About this task →
Write the entries below out again without a single difference.

Stored data →
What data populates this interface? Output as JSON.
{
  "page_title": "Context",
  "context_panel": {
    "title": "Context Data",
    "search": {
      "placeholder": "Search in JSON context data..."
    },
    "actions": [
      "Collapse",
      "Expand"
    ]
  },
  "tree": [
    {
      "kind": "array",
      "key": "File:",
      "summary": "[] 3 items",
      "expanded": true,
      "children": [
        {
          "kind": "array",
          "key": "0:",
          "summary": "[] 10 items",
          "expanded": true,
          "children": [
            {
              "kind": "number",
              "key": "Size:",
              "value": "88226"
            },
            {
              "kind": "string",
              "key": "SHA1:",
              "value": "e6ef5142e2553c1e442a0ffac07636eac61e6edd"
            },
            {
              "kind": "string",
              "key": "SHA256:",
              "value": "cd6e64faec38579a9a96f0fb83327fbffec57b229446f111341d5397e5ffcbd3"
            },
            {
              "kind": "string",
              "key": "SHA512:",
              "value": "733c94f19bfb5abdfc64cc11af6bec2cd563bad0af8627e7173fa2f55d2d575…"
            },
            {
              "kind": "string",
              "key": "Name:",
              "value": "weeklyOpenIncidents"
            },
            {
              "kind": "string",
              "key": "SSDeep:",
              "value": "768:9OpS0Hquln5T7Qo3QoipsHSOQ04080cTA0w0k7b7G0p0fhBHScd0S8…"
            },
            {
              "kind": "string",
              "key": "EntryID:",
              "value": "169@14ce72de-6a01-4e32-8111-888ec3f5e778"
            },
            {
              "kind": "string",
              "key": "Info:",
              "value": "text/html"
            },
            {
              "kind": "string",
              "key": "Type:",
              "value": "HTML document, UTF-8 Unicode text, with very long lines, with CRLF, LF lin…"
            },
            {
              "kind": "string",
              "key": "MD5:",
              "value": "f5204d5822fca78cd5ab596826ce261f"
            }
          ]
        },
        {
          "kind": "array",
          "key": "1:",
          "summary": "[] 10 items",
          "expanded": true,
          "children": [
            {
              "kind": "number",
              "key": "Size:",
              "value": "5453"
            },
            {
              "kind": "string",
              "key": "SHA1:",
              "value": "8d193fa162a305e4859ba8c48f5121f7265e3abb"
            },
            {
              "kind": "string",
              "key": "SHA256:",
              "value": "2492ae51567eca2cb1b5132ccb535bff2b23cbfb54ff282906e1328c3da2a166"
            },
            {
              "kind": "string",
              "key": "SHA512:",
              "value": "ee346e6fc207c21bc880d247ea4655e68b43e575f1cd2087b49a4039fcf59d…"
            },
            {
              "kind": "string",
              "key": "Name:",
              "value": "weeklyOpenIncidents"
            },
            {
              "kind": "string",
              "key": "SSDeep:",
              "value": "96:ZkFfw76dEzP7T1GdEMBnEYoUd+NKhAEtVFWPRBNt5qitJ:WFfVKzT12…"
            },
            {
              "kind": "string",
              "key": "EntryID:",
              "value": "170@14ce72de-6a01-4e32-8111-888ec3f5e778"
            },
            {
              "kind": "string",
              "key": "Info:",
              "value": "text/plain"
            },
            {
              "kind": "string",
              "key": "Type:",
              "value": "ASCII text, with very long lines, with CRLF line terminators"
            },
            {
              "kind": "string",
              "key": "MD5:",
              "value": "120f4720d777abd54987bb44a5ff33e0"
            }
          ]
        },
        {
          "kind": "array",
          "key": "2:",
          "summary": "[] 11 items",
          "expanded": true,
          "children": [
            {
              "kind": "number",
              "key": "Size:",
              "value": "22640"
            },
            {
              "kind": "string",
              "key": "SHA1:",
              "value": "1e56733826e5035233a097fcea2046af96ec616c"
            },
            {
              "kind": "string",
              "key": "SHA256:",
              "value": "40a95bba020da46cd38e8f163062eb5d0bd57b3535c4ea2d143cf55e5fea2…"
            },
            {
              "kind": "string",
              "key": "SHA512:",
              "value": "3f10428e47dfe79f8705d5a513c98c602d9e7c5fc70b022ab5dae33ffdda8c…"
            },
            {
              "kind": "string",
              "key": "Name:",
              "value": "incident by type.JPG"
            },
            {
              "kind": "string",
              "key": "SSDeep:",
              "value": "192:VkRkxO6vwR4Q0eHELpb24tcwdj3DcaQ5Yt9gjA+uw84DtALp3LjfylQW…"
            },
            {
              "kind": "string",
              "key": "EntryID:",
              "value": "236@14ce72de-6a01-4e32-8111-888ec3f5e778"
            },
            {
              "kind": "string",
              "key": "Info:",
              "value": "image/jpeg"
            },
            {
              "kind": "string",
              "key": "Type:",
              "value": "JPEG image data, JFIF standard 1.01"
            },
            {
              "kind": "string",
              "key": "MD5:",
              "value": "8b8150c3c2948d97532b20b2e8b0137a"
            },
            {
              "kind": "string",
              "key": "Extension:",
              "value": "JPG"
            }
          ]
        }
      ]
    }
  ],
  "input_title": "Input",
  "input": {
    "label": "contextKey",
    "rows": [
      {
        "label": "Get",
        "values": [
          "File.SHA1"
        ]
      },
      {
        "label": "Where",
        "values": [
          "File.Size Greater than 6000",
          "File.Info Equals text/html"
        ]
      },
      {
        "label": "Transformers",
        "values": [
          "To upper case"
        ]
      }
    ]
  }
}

Task result →
What data populates this interface? Output as JSON.
{
  "page_title": "Context",
  "context_panel": {
    "title": "Context Data",
    "search": {
      "placeholder": "Search in JSON context data..."
    },
    "actions": [
      "Collapse",
      "Expand"
    ]
  },
  "tree": [
    {
      "kind": "array",
      "key": "File:",
      "summary": "[] 3 items",
      "expanded": true,
      "children": [
        {
          "kind": "array",
          "key": "0:",
          "summary": "[] 10 items",
          "expanded": true,
          "children": [
            {
              "kind": "number",
              "key": "Size:",
              "value": "88226"
            },
            {
              "kind": "string",
              "key": "SHA1:",
              "value": "e6ef5142e2553c1e442a0ffac07636eac61e6edd"
            },
            {
              "kind": "string",
              "key": "SHA256:",
              "value": "cd6e64faec38579a9a96f0fb83327fbffec57b229446f111341d5397e5ffcbd3"
            },
            {
              "kind": "string",
              "key": "SHA512:",
              "value": "733c94f19bfb5abdfc64cc11af6bec2cd563bad0af8627e7173fa2f55d2d575…"
            },
            {
              "kind": "string",
              "key": "Name:",
              "value": "weeklyOpenIncidents"
            },
            {
              "kind": "string",
              "key": "SSDeep:",
              "value": "768:9OpS0Hquln5T7Qo3QoipsHSOQ04080cTA0w0k7b7G0p0fhBHScd0S8…"
            },
            {
              "kind": "string",
              "key": "EntryID:",
              "value": "169@14ce72de-6a01-4e32-8111-888ec3f5e778"
            },
            {
              "kind": "string",
              "key": "Info:",
              "value": "text/html"
            },
            {
              "kind": "string",
              "key": "Type:",
              "value": "HTML document, UTF-8 Unicode text, with very long lines, with CRLF, LF lin…"
            },
            {
              "kind": "string",
              "key": "MD5:",
              "value": "f5204d5822fca78cd5ab596826ce261f"
            }
          ]
        },
        {
          "kind": "array",
          "key": "1:",
          "summary": "[] 10 items",
          "expanded": true,
          "children": [
            {
              "kind": "number",
              "key": "Size:",
              "value": "5453"
            },
            {
              "kind": "string",
              "key": "SHA1:",
              "value": "8d193fa162a305e4859ba8c48f5121f7265e3abb"
            },
            {
              "kind": "string",
              "key": "SHA256:",
              "value": "2492ae51567eca2cb1b5132ccb535bff2b23cbfb54ff282906e1328c3da2a166"
            },
            {
              "kind": "string",
              "key": "SHA512:",
              "value": "ee346e6fc207c21bc880d247ea4655e68b43e575f1cd2087b49a4039fcf59d…"
            },
            {
              "kind": "string",
              "key": "Name:",
              "value": "weeklyOpenIncidents"
            },
            {
              "kind": "string",
              "key": "SSDeep:",
              "value": "96:ZkFfw76dEzP7T1GdEMBnEYoUd+NKhAEtVFWPRBNt5qitJ:WFfVKzT12…"
            },
            {
              "kind": "string",
              "key": "EntryID:",
              "value": "170@14ce72de-6a01-4e32-8111-888ec3f5e778"
            },
            {
              "kind": "string",
              "key": "Info:",
              "value": "text/plain"
            },
            {
              "kind": "string",
              "key": "Type:",
              "value": "ASCII text, with very long lines, with CRLF line terminators"
            },
            {
              "kind": "string",
              "key": "MD5:",
              "value": "120f4720d777abd54987bb44a5ff33e0"
            }
          ]
        },
        {
          "kind": "array",
          "key": "2:",
          "summary": "[] 11 items",
          "expanded": true,
          "children": [
            {
              "kind": "number",
              "key": "Size:",
              "value": "22640"
            },
            {
              "kind": "string",
              "key": "SHA1:",
              "value": "1e56733826e5035233a097fcea2046af96ec616c"
            },
            {
              "kind": "string",
              "key": "SHA256:",
              "value": "40a95bba020da46cd38e8f163062eb5d0bd57b3535c4ea2d143cf55e5fea2…"
            },
            {
              "kind": "string",
              "key": "SHA512:",
              "value": "3f10428e47dfe79f8705d5a513c98c602d9e7c5fc70b022ab5dae33ffdda8c…"
            },
            {
              "kind": "string",
              "key": "Name:",
              "value": "incident by type.JPG"
            },
            {
              "kind": "string",
              "key": "SSDeep:",
              "value": "192:VkRkxO6vwR4Q0eHELpb24tcwdj3DcaQ5Yt9gjA+uw84DtALp3LjfylQW…"
            },
            {
              "kind": "string",
              "key": "EntryID:",
              "value": "236@14ce72de-6a01-4e32-8111-888ec3f5e778"
            },
            {
              "kind": "string",
              "key": "Info:",
              "value": "image/jpeg"
            },
            {
              "kind": "string",
              "key": "Type:",
              "value": "JPEG image data, JFIF standard 1.01"
            },
            {
              "kind": "string",
              "key": "MD5:",
              "value": "8b8150c3c2948d97532b20b2e8b0137a"
            },
            {
              "kind": "string",
              "key": "Extension:",
              "value": "JPG"
            }
          ]
        }
      ]
    }
  ],
  "input_title": "Input",
  "input": {
    "label": "contextKey",
    "rows": [
      {
        "label": "Get",
        "values": [
          "File.SHA1"
        ]
      },
      {
        "label": "Where",
        "values": [
          "File.Size Greater than 6000",
          "File.Info Equals text/html"
        ]
      },
      {
        "label": "Transformers",
        "values": [
          "To upper case"
        ]
      }
    ]
  }
}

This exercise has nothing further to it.